Ask any dog lover and they’ll tell you – there is nothing quite like the thrill of bringing home a new addition to the family and if this is something you’ve been thinking about there are a few things to think about first.
THINGS TO KNOW BEFORE YOU HEAD TO THE ANIMAL SHELTER OR PET STORE
Adopting a new dog comes filled with excitement and all those wonderful endorphins that furry, crazy puppies cause. But (and not to be a downer), there are some important considerations first.
If you have a young family a snuggly puppy may be just what you’re looking for. Dogs that are good with children like Bulldogs, Golden Retrievers, Beagles and Pugs are all good choices especially if you plan on taking your family for walks for some bonding time.
You’ll also need to ask your family how much commitment time they have or are willing to contribute. Dogs like Maltese Poodles, Dalmations and Jack Russell Terriers all have incredibly high energy levels and need a lot of attention, or they could become depressed.

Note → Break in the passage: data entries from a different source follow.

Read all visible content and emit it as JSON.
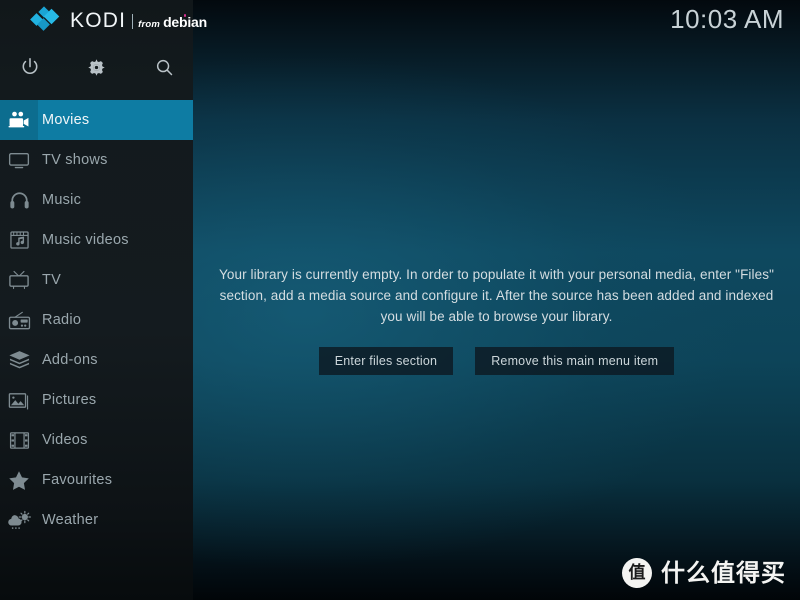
{
  "branding": {
    "logo_icon": "kodi-diamond-logo",
    "name": "KODI",
    "from_label": "from",
    "distro": "debian"
  },
  "toolbar": {
    "items": [
      {
        "name": "power-icon",
        "label": "Power"
      },
      {
        "name": "gear-icon",
        "label": "Settings"
      },
      {
        "name": "search-icon",
        "label": "Search"
      }
    ]
  },
  "sidebar": {
    "items": [
      {
        "label": "Movies",
        "icon": "movie-camera-icon",
        "selected": true
      },
      {
        "label": "TV shows",
        "icon": "monitor-icon",
        "selected": false
      },
      {
        "label": "Music",
        "icon": "headphones-icon",
        "selected": false
      },
      {
        "label": "Music videos",
        "icon": "film-music-icon",
        "selected": false
      },
      {
        "label": "TV",
        "icon": "television-icon",
        "selected": false
      },
      {
        "label": "Radio",
        "icon": "radio-icon",
        "selected": false
      },
      {
        "label": "Add-ons",
        "icon": "open-box-icon",
        "selected": false
      },
      {
        "label": "Pictures",
        "icon": "photo-icon",
        "selected": false
      },
      {
        "label": "Videos",
        "icon": "film-strip-icon",
        "selected": false
      },
      {
        "label": "Favourites",
        "icon": "star-icon",
        "selected": false
      },
      {
        "label": "Weather",
        "icon": "weather-cloud-sun-icon",
        "selected": false
      }
    ]
  },
  "header": {
    "clock": "10:03 AM"
  },
  "main": {
    "empty_message": "Your library is currently empty. In order to populate it with your personal media, enter \"Files\" section, add a media source and configure it. After the source has been added and indexed you will be able to browse your library.",
    "buttons": [
      {
        "label": "Enter files section"
      },
      {
        "label": "Remove this main menu item"
      }
    ]
  },
  "watermark": {
    "badge": "值",
    "text": "什么值得买"
  },
  "colors": {
    "accent_highlight": "#0e7ca3",
    "sidebar_bg": "#141b1f",
    "background_teal": "#0e485f",
    "logo_blue": "#21b2e0",
    "debian_dot": "#d7328f"
  }
}
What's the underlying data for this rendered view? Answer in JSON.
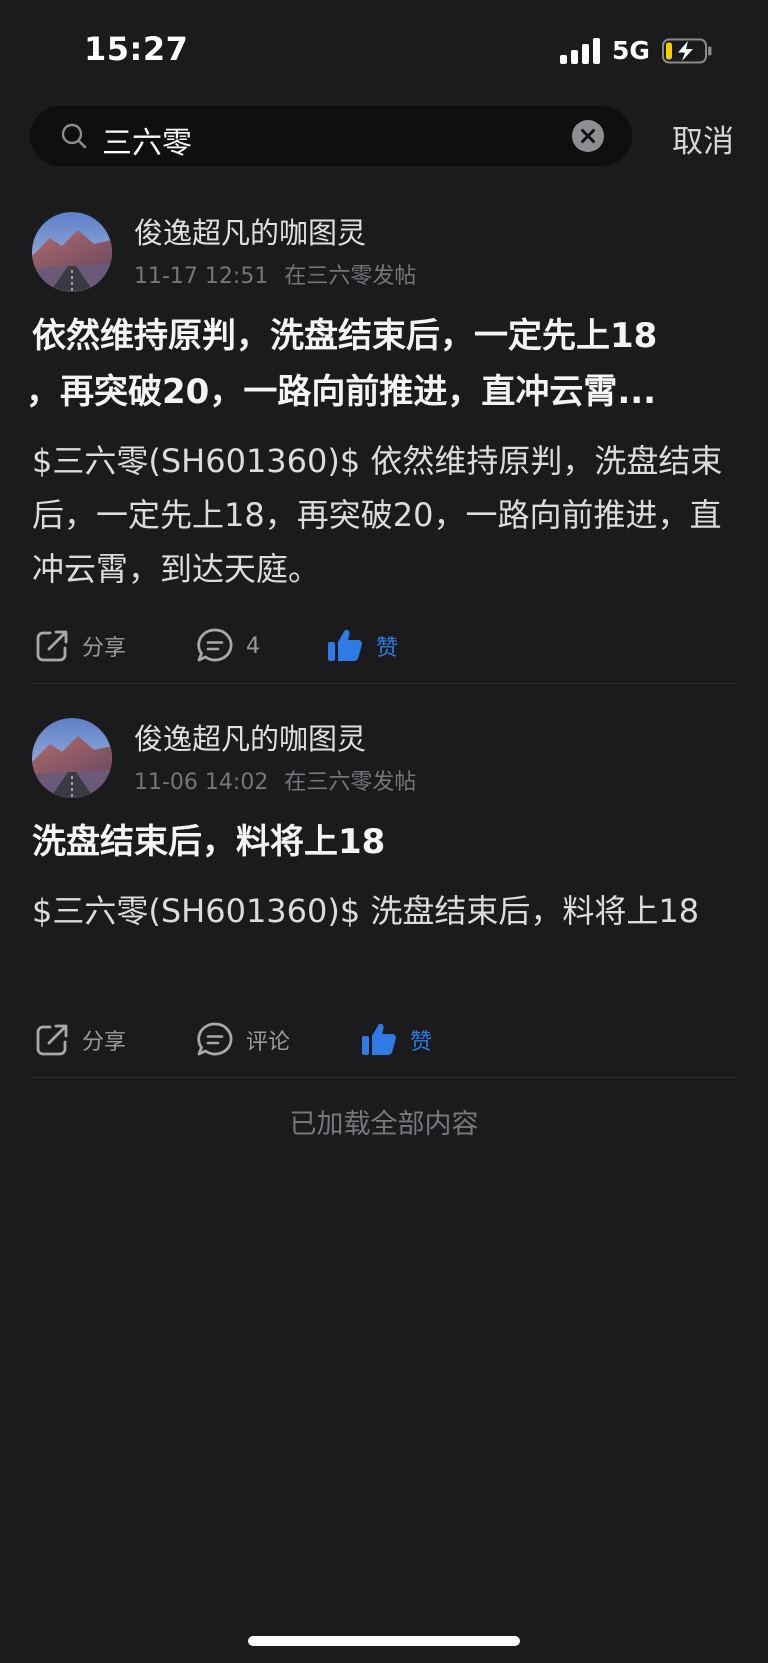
{
  "status_bar": {
    "time": "15:27",
    "network": "5G",
    "icons": [
      "signal-icon",
      "battery-charging-icon"
    ]
  },
  "search": {
    "query": "三六零",
    "cancel_label": "取消",
    "icons": [
      "search-icon",
      "clear-icon"
    ]
  },
  "posts": [
    {
      "author": "俊逸超凡的咖图灵",
      "time": "11-17 12:51",
      "where": "在三六零发帖",
      "title": "依然维持原判，洗盘结束后，一定先上18，再突破20，一路向前推进，直冲云霄...",
      "title_lines": [
        "依然维持原判，洗盘结束后，一定先上18",
        "，再突破20，一路向前推进，直冲云霄..."
      ],
      "body": "$三六零(SH601360)$ 依然维持原判，洗盘结束后，一定先上18，再突破20，一路向前推进，直冲云霄，到达天庭。",
      "actions": {
        "share": "分享",
        "comment": "4",
        "like": "赞"
      }
    },
    {
      "author": "俊逸超凡的咖图灵",
      "time": "11-06 14:02",
      "where": "在三六零发帖",
      "title": "洗盘结束后，料将上18",
      "title_lines": [
        "洗盘结束后，料将上18"
      ],
      "body": "$三六零(SH601360)$ 洗盘结束后，料将上18",
      "actions": {
        "share": "分享",
        "comment": "评论",
        "like": "赞"
      }
    }
  ],
  "footer": {
    "end_text": "已加载全部内容"
  },
  "colors": {
    "background": "#1b1b1d",
    "like_blue": "#2f7be6",
    "muted": "#75757a"
  }
}
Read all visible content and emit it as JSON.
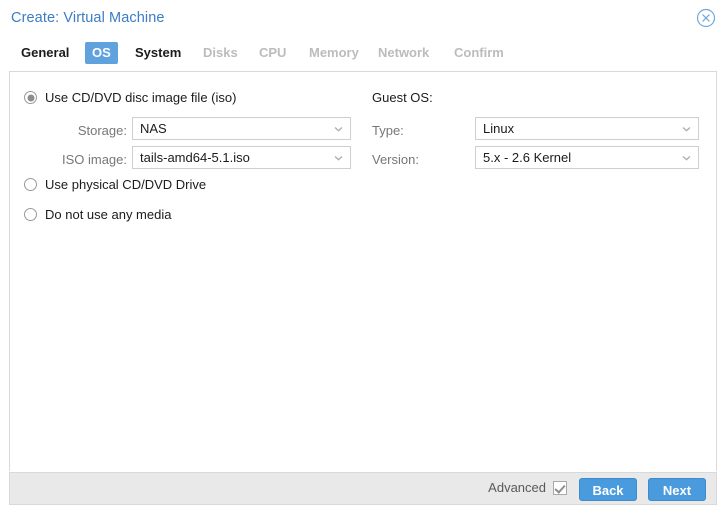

How much time do you have for training? While it’s true that puppies are at an ideal age to be trained and taken to puppy school, don’t write off the older dogs yet. Turns out, you can teach an old dog new tricks and in some cases, they even make better students as they’re not so easily distracted. You can use all sorts of training tricks, including interactive dog toys, indoor and outdoor training and making use of “pack walking” with other dogs to help them socialize.
If you’re a single person, you’ll also need to consider your current accommodation and or living arrangements. Do you have a safe and secure space for your dog to chill out in when you’re not there?
RESCUE DOG OR POSH PEDIGREE?
There’s no doubt about it. Adopting a rescue is one of the most rewarding and satisfying endeavours you could undertake. The love and appreciation you and your family will get to enjoy for many years to come are undeniable – but there are a few things to keep in mind.
It is a bit of a misconception that all rescued dogs come with bags full of anxiety and behavioural problems. While it is worth attempting to find out as much about the dog’s background as possible, in most instances just about all initial behavioural issues will sort themselves out. But, it’s going to require patience, time and heaps of love, care and affection.
But if you’re passionate about certain breeds then, adopting a dog with an established pedigree is just as much fun and if you’re planning on “showing” the dog or entering them into competitions you’ll find a wonderful activity that your whole family can take part in.
TO PET INSURE, OR NOT TO PET INSURE?
Not many of us can afford to fork out potentially thousands due to an unplanned visit to the vet – and they’re not getting any cheaper. Accidents, injuries, illnesses and more could leave you drastically out of pocket. So it’s a wise idea to look around for the best possible pet insurance that you can afford.
Now that you’re ready to adopt it’s time for the fun to start. Take your time and visit a few different animal shelters or breeders and if you have kids, let them be part of the process too.